Methods:  Data was analyzed for children with ASD (probands; N = 1778; M age = 6.8 years, SD = 1.7 years, range = 4—10 years) who participated in the Simons Simplex Collection (SSC). The RRB domain of the (ADI-R) was divided into RSM and IS scales. These scales along with the current behavior algorithm score in the area of reciprocal social interaction -- labeled the Social Abnormalities (SA) scale for brevity -- on the ADI-R were entered into a cluster analysis.

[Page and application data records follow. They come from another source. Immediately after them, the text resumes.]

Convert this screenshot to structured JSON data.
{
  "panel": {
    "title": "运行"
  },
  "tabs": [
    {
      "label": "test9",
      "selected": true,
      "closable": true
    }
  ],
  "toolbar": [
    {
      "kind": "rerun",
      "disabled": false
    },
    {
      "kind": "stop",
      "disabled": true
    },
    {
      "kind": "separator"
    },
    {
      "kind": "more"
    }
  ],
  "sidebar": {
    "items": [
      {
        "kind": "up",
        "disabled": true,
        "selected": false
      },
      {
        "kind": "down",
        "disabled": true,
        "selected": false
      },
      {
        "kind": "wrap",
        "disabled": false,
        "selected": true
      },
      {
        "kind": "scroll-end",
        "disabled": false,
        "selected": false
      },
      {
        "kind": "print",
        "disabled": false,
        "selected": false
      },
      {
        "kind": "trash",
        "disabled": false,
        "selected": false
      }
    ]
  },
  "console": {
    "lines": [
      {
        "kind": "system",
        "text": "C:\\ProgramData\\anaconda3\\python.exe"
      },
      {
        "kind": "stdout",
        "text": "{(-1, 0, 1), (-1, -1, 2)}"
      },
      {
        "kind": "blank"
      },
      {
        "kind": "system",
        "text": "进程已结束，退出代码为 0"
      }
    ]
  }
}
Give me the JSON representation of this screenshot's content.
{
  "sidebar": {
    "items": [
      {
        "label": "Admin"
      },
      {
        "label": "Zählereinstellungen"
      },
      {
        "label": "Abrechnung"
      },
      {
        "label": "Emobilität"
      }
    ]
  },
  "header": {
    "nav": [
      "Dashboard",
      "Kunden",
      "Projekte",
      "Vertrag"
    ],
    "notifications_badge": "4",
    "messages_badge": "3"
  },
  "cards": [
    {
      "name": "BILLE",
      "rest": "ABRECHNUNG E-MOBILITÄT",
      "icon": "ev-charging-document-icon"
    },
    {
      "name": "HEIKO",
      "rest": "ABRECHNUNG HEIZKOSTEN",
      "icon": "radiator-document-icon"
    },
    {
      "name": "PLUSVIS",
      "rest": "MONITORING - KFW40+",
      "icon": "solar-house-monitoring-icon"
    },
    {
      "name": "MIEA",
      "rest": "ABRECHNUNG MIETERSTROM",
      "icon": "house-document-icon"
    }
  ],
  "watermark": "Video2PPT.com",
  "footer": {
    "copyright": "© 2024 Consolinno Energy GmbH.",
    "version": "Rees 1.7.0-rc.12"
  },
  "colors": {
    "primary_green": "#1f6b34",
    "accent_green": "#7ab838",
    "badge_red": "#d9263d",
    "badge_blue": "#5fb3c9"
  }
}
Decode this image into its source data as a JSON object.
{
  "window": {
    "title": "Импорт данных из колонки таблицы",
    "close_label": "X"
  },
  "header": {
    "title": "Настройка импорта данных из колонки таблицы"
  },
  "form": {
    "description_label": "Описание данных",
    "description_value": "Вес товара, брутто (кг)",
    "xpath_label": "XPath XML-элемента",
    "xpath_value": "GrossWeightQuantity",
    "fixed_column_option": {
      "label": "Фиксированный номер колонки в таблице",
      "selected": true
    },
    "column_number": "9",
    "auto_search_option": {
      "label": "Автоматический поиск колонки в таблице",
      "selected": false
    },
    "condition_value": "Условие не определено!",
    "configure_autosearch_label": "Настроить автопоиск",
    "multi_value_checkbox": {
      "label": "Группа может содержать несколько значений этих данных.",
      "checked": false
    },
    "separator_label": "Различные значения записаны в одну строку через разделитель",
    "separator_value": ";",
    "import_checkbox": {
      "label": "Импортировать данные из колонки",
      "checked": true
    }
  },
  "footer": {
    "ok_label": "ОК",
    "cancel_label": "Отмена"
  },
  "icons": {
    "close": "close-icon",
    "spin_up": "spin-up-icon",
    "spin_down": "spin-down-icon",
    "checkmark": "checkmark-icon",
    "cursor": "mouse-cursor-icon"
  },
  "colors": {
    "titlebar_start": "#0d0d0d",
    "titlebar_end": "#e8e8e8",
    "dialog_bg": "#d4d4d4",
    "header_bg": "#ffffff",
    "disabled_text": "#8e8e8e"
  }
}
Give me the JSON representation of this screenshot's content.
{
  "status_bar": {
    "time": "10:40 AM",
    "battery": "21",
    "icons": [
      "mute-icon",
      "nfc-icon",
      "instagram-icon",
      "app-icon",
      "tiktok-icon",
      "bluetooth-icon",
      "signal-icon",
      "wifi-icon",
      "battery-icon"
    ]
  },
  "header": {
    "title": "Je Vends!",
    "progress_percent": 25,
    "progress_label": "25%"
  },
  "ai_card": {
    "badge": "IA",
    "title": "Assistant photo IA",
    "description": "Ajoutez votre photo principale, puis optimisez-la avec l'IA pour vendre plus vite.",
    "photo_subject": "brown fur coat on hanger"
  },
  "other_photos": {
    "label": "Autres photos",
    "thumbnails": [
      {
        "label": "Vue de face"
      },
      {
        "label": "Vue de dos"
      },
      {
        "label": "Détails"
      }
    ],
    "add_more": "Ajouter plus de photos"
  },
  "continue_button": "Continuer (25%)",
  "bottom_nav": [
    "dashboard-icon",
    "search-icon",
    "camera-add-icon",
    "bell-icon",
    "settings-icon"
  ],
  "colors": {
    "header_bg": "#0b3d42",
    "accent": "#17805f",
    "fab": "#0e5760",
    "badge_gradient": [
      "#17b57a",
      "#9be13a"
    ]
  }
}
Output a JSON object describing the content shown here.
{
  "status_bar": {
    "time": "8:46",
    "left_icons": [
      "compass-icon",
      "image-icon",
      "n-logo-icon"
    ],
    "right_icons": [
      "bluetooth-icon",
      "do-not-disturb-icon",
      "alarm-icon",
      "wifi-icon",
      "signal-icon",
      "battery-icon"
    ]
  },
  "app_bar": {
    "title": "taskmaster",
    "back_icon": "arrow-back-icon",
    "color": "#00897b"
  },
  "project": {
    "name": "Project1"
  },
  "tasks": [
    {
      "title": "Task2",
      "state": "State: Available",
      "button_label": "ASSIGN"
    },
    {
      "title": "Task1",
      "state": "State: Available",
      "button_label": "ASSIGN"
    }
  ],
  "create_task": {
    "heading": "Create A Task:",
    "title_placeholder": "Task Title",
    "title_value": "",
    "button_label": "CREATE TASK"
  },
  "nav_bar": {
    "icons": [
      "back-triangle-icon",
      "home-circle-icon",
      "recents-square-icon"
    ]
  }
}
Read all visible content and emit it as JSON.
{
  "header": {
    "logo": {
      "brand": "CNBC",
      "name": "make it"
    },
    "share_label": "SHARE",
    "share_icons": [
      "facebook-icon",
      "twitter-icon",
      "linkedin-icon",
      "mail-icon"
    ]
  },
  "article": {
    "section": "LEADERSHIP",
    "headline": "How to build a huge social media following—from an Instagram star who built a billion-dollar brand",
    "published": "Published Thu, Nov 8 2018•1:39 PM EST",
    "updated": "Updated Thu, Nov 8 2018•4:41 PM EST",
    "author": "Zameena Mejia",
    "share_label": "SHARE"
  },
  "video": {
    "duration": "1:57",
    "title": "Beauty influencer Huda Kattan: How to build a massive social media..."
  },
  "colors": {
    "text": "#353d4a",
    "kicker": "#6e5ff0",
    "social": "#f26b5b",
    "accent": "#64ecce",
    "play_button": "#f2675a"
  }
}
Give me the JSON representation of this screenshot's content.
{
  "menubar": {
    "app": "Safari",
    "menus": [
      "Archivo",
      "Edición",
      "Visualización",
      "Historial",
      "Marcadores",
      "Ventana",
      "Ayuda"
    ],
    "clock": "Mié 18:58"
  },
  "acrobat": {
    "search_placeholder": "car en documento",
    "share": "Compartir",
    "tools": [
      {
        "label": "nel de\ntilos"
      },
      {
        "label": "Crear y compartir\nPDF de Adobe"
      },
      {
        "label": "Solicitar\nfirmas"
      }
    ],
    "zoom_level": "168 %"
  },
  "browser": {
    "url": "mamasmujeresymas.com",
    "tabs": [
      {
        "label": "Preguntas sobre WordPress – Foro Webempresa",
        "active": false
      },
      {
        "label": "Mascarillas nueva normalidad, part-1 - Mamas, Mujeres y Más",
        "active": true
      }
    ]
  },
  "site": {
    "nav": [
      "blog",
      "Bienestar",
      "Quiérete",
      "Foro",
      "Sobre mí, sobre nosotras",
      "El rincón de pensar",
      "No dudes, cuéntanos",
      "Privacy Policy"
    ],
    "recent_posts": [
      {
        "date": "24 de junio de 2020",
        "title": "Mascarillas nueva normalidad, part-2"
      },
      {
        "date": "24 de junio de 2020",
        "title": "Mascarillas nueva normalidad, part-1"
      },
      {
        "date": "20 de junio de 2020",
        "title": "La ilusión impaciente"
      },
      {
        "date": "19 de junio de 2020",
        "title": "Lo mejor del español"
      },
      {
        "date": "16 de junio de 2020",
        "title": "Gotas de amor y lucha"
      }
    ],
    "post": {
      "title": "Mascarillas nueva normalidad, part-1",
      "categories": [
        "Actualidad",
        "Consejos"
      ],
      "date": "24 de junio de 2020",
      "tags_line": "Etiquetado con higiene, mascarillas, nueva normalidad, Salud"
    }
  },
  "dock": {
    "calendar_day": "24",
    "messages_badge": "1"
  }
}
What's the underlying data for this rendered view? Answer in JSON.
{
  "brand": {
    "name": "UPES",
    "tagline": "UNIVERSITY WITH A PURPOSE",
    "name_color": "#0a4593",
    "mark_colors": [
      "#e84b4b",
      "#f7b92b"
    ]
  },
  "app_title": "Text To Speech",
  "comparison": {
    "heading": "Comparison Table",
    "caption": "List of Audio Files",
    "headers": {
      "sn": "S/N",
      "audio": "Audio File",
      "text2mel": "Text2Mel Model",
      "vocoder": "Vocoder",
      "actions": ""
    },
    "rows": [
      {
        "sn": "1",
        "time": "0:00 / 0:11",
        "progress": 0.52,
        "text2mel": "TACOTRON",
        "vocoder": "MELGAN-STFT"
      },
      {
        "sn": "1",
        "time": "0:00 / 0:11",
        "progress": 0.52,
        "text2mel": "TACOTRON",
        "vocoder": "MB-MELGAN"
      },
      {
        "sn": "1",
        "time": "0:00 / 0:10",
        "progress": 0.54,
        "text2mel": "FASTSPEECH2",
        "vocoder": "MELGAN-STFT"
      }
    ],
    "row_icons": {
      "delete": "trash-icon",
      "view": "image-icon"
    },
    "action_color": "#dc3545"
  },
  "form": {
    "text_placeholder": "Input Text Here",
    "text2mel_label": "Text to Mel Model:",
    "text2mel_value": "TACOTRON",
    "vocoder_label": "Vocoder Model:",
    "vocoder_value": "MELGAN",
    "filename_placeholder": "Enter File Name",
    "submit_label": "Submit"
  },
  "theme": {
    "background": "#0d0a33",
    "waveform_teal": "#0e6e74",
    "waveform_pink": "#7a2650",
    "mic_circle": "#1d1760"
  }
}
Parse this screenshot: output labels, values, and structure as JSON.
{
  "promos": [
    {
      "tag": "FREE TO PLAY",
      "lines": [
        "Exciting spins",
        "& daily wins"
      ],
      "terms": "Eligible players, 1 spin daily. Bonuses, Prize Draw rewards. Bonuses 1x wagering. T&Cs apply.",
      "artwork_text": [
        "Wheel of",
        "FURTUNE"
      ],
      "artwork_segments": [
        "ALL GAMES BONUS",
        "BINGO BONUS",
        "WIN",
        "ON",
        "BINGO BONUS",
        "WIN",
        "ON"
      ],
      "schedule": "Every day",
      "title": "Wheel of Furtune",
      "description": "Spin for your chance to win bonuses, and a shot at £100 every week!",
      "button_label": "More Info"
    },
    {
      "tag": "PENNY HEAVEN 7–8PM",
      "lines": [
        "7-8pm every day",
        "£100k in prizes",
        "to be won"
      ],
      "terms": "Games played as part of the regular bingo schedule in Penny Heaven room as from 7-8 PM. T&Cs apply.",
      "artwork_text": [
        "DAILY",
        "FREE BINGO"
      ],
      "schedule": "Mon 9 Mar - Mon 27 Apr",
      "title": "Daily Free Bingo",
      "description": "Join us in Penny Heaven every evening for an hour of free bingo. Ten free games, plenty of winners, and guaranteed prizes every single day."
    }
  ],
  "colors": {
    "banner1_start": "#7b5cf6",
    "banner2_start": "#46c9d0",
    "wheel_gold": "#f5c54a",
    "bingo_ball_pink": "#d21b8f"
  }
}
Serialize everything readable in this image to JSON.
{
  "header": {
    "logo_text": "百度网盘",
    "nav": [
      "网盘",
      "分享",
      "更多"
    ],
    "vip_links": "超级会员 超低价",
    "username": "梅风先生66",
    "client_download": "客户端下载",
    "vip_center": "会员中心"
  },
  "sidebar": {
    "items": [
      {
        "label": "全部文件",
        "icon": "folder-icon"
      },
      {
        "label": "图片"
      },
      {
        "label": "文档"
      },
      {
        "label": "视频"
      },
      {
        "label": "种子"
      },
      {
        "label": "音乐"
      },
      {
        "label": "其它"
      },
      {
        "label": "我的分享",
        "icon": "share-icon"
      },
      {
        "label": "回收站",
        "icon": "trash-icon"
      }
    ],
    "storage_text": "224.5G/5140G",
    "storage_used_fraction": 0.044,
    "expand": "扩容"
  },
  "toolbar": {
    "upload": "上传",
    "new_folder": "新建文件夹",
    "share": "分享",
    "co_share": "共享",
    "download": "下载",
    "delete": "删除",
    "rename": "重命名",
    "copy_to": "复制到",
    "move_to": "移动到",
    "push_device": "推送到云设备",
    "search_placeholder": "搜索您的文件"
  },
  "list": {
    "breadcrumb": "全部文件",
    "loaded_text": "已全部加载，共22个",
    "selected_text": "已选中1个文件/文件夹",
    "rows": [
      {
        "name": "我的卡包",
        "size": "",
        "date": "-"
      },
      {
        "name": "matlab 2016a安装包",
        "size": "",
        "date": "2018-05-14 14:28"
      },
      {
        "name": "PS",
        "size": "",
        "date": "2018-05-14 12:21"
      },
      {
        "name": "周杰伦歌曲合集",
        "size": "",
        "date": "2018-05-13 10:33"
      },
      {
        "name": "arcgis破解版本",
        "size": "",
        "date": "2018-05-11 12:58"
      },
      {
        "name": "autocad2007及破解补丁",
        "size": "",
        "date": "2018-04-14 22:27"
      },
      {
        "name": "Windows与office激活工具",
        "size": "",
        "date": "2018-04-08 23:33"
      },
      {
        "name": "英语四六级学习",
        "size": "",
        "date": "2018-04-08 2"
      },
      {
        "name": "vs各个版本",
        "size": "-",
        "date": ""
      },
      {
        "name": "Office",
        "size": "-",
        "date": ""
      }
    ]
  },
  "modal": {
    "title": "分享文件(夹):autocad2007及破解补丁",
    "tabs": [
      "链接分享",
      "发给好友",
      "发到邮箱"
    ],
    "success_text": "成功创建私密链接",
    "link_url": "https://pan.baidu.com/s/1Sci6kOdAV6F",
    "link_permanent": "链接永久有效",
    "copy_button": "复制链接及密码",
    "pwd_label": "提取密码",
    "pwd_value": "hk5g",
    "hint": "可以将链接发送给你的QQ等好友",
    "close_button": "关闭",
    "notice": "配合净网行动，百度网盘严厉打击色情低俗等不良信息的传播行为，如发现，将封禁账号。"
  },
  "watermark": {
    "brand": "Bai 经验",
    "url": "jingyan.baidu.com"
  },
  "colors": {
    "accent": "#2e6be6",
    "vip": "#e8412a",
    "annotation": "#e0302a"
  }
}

Results:  The cluster analysis indicated a five-cluster solution. Two clusters, labeled Low Impairment and High Impairment, had low and high scores, respectively, on all three of the scales included in the analysis. The other three clusters, labeled Social Abnormalities, Insistence on Sameness, and Repetitive Sensorimotor + Social Abnormalities, all displayed elevated scores on the scales for which they were labeled. These clusters varied in a systematic and consistent way in their associations with core and associated features of ASD. Notably,  the two clusters with relatively high scores on the IS scale (Insistence on Sameness and High Impairment) displayed high levels of emotional and behavioral problems relative to the other groups, but showed no differences from one another on multiple measures of problem behaviors. Surprisingly, these two groups significantly differed from each other on every other variable used in the study (e.g., IQ, communication skills, and adaptive behaviors).

Conclusions:  Presently, many treatment packages for challenging behaviors among children with ASD focus on the promotion of communication and social skills. The results of the present study suggest that deficits in these areas or in overall intellectual functioning have little impact on engagement in challenging behaviors in comparison to IS behaviors.

| More